Cairo, Jun 2 : In a major setback to Egypt's ruling Islamists, the country's apex court today struck down two laws as unconstitutional by which upper house of Parliament and the Constituent Assembly which drafted the first post-revolution Constitution were elected.
In its ruling, the Supreme Constitutional Court said the law governing the elections of the Islamist-dominated Shura Council was unconstitutional as well as the criteria set for the selection of the Constituent Assembly members.
Presiding Judge Maher al-Beheiry said the Council should remain in place until the election of a new parliament.
No date has been set yet for the new parliament polls.
Today's ruling came in response to several challenges filed by lawyers against the two laws, state-run MENA news agency reported.
President Mohammed Mursi had set up the 100-member Constituent Assembly to draw up the new document. The constitution was adopted by a nationwide vote in December.
Opposition parties have been accusing Mursi of useing the council to rush through an Islamist agenda and laws that have too many loopholes.
The ruling could also heighten tension between the ruling Muslim Brotherhood and the judiciary over reforms of the country's legal system. The Islamists are keen to remove Hosni Mubarak-era judges while judiciary sees it as an attempt to influence their ranks.

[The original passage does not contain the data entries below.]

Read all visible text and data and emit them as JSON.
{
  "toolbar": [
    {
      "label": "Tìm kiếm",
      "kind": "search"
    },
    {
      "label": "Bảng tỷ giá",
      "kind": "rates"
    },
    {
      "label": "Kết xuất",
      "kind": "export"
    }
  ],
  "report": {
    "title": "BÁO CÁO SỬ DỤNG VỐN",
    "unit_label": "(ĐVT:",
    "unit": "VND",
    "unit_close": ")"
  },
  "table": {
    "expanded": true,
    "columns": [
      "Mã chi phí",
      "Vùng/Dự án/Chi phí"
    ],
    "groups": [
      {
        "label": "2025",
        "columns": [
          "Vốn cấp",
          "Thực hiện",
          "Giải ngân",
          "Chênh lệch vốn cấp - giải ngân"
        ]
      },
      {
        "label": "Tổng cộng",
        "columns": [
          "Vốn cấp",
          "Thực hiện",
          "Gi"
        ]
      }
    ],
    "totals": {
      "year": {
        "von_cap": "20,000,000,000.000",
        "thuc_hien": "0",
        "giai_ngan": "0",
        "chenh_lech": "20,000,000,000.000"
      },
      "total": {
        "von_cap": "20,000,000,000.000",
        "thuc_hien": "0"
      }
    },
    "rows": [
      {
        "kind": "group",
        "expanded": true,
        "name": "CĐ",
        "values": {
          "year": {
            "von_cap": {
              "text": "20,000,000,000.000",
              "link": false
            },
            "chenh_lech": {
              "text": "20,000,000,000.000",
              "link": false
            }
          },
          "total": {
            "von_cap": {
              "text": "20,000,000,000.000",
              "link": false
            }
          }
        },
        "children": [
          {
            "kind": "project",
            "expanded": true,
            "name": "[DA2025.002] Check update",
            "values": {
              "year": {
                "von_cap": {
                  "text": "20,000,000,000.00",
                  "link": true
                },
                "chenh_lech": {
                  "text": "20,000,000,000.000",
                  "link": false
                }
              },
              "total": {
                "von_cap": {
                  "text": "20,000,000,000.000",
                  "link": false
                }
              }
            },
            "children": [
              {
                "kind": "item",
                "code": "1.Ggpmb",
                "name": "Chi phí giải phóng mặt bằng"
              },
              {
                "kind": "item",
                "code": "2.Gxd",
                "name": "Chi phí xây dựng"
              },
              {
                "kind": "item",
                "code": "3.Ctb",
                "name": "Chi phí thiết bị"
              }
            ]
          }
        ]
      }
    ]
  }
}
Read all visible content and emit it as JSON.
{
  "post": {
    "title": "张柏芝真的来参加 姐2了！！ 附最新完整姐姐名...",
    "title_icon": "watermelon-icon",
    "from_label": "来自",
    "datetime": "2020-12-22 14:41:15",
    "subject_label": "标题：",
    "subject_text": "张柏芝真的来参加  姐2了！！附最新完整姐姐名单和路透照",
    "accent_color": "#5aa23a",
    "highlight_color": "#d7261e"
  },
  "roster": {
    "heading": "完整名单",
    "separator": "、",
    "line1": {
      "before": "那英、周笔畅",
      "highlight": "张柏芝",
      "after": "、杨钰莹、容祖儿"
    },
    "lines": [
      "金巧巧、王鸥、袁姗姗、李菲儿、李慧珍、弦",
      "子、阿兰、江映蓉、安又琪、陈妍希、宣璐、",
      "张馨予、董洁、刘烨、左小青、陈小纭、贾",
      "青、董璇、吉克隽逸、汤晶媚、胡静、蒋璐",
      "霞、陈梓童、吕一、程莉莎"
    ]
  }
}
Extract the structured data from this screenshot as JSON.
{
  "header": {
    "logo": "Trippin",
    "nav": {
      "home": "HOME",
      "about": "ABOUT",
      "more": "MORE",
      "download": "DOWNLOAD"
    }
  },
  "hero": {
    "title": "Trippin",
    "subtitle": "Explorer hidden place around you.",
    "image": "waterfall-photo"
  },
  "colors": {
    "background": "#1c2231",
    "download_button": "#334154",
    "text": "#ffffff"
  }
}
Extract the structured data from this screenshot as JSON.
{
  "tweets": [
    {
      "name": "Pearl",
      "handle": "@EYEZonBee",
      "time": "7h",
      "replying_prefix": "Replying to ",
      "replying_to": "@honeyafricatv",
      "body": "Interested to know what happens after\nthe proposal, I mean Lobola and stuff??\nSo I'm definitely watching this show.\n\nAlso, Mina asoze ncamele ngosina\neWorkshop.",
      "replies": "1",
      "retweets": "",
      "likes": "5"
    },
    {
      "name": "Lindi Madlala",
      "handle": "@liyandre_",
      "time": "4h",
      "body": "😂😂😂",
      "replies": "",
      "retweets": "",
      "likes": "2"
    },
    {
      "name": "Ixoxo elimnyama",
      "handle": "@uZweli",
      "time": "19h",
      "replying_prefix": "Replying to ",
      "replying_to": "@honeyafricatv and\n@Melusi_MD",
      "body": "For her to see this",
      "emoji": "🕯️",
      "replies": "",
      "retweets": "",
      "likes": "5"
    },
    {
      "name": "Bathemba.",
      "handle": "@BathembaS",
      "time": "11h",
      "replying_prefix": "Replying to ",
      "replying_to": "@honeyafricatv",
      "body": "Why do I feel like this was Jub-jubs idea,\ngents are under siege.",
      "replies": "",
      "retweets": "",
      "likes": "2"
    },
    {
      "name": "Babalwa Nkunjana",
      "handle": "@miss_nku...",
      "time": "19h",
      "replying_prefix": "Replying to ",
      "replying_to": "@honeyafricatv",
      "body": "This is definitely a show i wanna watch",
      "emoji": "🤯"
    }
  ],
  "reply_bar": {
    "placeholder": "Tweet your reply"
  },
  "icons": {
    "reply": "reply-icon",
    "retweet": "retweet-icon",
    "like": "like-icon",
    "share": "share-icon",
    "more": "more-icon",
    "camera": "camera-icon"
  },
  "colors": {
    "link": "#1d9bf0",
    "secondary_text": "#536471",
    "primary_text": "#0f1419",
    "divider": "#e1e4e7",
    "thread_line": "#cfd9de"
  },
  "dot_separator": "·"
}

As a result of the ruling, the Shura Council will be dissolved after a new House of Representatives or the lower house of parliament is elected.
Both the upper and lower houses were elected under the same electoral law, prompting the dissolution of parliament.
The Shura Council has assumed full legislative powers until the election of a new House of Representatives according to the new constitution.
The same court had ruled unconstitutional in June some articles of the electoral law regulating last year's elections for the House of Representatives, as partisan candidates were allowed to run against independents for individual seats. The House of Representatives was consequently dissolved.
The new constitution approved in December stated in article 231 that: The first legislative elections following the adoption of this Constitution shall be held in the following manner: Two-thirds of the seats are to be won by a list-based electoral system and one-third by individual candidacy, with parties and independent candidates allowed to run in each.
The court also ruled that the emergency law, that gives many powers to Mursi, is not constitutional as well.